On a miserable London day that saw Extinction Rebellion self-implode as they attempted to interrupt one of the few environmentally acceptable and long established means of public transport in London, without irony, and the British take another step towards a brexit resolution – Stay, Leave #Whatevs as long as we see less of wittering white walker boris johnson – there was some commercial strip lighting at the end of Harvey Nichols’ 4th floor tunnel with Fuse Communications’ Spring Summer 2020 Press Day.

In stark contrast to Extinction Rebellions’ oxymoronic Avengers Assemble approach to ‘Saving Our Planet’, Fuse Communications’ latest in-house venture, Kids Collective, is clear, responsible and 360′ in its directive to combat the phenomenon of disposable fast fashion within childrenswear by employing the help, and past wardrobes, of key mini influencers in order to repurpose beautiful barely worn clothing (more of which later) to new homes.

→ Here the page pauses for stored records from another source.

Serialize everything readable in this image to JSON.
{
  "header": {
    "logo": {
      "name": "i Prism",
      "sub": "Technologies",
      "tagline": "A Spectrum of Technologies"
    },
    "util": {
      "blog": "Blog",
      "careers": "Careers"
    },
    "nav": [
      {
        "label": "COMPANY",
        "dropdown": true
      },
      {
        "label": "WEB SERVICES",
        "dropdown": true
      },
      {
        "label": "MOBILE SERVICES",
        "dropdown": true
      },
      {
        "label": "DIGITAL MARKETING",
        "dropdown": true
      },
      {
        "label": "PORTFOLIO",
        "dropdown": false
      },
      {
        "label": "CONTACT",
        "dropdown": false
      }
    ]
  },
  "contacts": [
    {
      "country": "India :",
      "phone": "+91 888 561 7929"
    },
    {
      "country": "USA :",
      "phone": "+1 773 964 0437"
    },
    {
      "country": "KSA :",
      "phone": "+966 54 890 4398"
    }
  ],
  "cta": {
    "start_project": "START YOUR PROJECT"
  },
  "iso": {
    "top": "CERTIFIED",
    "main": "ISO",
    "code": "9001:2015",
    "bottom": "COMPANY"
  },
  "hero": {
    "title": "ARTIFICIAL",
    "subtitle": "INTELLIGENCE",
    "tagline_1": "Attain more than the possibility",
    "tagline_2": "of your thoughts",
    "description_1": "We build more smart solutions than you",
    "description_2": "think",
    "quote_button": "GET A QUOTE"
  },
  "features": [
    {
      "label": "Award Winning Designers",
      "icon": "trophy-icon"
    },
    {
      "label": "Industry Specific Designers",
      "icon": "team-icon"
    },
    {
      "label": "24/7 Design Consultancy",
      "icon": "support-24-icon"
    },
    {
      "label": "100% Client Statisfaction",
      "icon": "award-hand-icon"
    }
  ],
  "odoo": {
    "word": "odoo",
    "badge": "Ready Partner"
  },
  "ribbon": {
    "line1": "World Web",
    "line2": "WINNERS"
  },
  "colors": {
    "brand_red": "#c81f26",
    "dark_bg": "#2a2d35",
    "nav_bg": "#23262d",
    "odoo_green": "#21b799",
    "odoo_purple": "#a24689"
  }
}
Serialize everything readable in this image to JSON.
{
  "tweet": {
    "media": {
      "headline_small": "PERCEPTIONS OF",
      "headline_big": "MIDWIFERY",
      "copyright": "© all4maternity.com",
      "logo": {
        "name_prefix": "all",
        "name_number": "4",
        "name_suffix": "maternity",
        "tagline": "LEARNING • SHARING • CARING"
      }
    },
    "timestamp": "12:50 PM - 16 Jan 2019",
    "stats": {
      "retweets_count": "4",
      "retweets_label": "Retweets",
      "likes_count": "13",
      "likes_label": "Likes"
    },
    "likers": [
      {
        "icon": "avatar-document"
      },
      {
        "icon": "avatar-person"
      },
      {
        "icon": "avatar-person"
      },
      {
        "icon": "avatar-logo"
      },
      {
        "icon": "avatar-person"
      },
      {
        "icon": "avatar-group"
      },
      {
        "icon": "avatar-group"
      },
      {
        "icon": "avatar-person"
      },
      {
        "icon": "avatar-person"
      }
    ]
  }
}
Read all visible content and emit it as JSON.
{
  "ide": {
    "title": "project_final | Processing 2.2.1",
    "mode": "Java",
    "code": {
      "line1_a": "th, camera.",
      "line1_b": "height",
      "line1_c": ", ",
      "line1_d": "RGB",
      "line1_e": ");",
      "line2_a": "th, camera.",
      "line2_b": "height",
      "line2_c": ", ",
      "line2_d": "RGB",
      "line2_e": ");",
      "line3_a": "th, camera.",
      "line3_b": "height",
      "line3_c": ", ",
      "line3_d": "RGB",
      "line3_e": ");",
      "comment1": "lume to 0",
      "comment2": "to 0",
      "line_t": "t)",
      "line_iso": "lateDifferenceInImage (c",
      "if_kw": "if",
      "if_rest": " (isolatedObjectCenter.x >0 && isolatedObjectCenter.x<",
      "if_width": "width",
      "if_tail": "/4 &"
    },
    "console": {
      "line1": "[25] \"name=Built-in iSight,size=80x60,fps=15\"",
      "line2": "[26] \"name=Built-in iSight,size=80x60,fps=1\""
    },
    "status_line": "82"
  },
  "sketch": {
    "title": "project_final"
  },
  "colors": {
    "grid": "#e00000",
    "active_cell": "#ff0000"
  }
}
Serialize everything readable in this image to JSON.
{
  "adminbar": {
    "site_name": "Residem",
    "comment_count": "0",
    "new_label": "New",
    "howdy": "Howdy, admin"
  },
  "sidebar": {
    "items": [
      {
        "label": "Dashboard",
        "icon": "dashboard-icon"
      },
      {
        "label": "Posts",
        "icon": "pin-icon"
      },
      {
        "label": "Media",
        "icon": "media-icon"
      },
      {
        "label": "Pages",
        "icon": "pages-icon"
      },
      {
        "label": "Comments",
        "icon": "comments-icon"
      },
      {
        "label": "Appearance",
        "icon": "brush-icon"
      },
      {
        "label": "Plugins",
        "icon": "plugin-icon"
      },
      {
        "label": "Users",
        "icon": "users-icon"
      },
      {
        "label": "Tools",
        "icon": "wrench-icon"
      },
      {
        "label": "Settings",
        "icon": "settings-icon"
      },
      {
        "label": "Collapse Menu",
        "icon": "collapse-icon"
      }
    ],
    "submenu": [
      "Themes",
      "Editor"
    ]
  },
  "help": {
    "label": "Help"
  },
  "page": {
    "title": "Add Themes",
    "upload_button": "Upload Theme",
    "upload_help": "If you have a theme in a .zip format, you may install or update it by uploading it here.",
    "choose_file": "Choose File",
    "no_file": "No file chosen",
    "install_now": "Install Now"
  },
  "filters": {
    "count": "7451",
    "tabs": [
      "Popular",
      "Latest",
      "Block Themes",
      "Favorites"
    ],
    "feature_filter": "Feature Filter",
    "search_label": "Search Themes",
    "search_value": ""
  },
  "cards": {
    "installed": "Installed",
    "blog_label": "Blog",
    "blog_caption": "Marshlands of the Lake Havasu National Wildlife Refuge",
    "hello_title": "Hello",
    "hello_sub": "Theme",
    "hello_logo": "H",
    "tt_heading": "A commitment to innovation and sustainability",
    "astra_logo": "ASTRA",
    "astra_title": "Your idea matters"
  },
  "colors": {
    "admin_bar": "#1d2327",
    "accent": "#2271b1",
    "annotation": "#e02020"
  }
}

While it’s all too true that the murky waters of social media influencers run deep – who’s in, who’s out, whose reach is a virtual construct and whose reach is #4real (no relation to YG in this context), there is unlikely to be anyone better placed in the UK childrenswear market right-here-right-now than Fuse to realise who’s hot or not and to enlist their help in saving past clothing loves from the horror of the misty landfill mountains of Mander Square, Wolverhampton. There has also been no better time in our environmentally aware times than now to launch Kids Collective, so much so that you wonder why on green earth no one got here sooner. The adult repurposed clothing market has been quietly and steadily blossoming for a good 5 years or more, from the highly successful Vestiaire to the small late night danger-zone that is Re-See or the forthcoming Thrift+ x Farfetch collaboration, with the days of slightly damp, pretty musky, heavily worn designer offerings in A.O.V.I.W (Any Old Variant of Itchy Wool) a thing of the past, so it’s surprising that the woke age of childrenswears’ Sophisticated Seconds has taken so long to follow.

The Kids Collective pieces showcased at Harvey Nichols were as far from dusty attics and fragrant laundry cupboards as you could imagine – frankly and without exaggeration, they were pretty Extraordinary, not least in terms of their designer/quality/pricepoint. A stunning Gucci Baby’s 100% Wool Sweater was reduced from £120 to £40, Kardashian Klassic Kasual – Burberry – was rep’d, in the form of an immaculate Baby Reversible Rain Jacket reduced from £350 to £115 while bohemian luxe Chloe Youth High Top Trainers were discounted from £120 to £50,  however beyond the name-checks, the clothes hanging on the rail at Harvey Nichols – without exaggeration, literally UFO glowed with cleanliness. One of their regular collaborators, influencer @marikokuo (77,3k, gorgeous and counting) reinforced Kid Collective’s clean and pristine mantra, emphasizing that every item she sends to Kids Collective is scrupulously cleaned by professionals before making its online debut.

Kate and Melissa (the faces of Fuse and Kids Collective) are passionate and profound about fashion wastage, whether this relates to the complex issues of unsold past season stock (the unspoken plague of so many brands, both big and small) or to second-time around designer fashion and are taking important Striding Steps in childrens’ fashion to try and tackle the problem. However providing a luxury shopping experience in today’s environmentally aware eco-system is no simplistic matter, for many designer clothing is synonymous with tissue paper, stiff cardboard, ribbons and next-day shipping and it’s hard to know how to find a middle ground between sustainability and the provision of luxury, particularly at discounted prices. Kate and Melissa are aware of the dichotomy, so they’ve been careful to source the most ethical and sustainable versions of perennial Classic Luxury Packaging with 100% recycled eco -friendly luxury boxes and recycled tissue papers as standard but they are also going the extra mile and are busy contemplating the implications and possible solutions of the expended airmiles and environmental impact of shipping pre-loved clothes to Europe and Beyond as their burgeoning overseas market grows.

Kids Collective makes pitch perfect sense in these ecologically precarious times, not only to the plethora of perfectly presented Influencers I saw at Harvey Nichols who are repurposing, making a small return on their original investment and sharing a percentage of the profit with Fuse, Little Village and NSPCC but equally for those who would love to buy better, less frequently and more affordably. With a high turnaround, extremely low returns rate, extreme feel good factor and two responsible, thoughtful adults at the helm, it can only be a matter of moments before the luxury high street comes a knocking to take the online onstreet.

from Pirouette